WORK ITEM
Where does the string "close" occur in the records below? Copy every line that holds it.

Data records
━━━━
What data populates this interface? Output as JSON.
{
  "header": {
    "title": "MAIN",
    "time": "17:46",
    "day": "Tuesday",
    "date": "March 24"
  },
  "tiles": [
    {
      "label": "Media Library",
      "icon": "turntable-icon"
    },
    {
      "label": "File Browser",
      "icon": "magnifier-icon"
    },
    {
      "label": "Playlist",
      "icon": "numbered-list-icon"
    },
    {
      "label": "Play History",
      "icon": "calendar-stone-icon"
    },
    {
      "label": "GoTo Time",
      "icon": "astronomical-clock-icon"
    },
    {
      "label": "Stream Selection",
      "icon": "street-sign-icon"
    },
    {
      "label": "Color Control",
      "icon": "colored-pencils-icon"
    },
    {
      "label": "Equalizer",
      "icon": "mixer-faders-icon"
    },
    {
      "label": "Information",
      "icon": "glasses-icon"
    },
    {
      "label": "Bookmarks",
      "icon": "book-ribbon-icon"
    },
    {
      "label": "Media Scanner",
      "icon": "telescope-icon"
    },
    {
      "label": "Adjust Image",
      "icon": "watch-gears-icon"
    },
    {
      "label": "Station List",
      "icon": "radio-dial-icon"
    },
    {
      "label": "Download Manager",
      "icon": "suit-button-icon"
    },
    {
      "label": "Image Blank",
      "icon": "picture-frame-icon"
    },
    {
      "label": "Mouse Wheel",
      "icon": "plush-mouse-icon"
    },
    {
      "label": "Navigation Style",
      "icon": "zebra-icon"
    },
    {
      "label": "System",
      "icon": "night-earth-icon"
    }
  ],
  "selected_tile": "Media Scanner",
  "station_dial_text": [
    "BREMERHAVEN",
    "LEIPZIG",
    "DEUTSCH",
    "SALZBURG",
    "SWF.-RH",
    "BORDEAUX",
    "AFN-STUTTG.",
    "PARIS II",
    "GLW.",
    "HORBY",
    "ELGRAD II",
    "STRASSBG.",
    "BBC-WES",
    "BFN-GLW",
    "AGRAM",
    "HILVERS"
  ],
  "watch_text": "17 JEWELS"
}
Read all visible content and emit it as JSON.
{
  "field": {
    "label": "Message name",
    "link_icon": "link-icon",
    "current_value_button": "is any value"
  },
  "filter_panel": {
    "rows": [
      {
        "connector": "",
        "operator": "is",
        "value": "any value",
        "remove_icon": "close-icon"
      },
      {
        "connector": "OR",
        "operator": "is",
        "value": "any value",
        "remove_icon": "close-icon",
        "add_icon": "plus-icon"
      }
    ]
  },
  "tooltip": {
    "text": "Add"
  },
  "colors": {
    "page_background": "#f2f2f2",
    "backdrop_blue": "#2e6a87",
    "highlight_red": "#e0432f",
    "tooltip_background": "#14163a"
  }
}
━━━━
EXPECTED OUTPUT
        "remove_icon": "close-icon"
        "remove_icon": "close-icon",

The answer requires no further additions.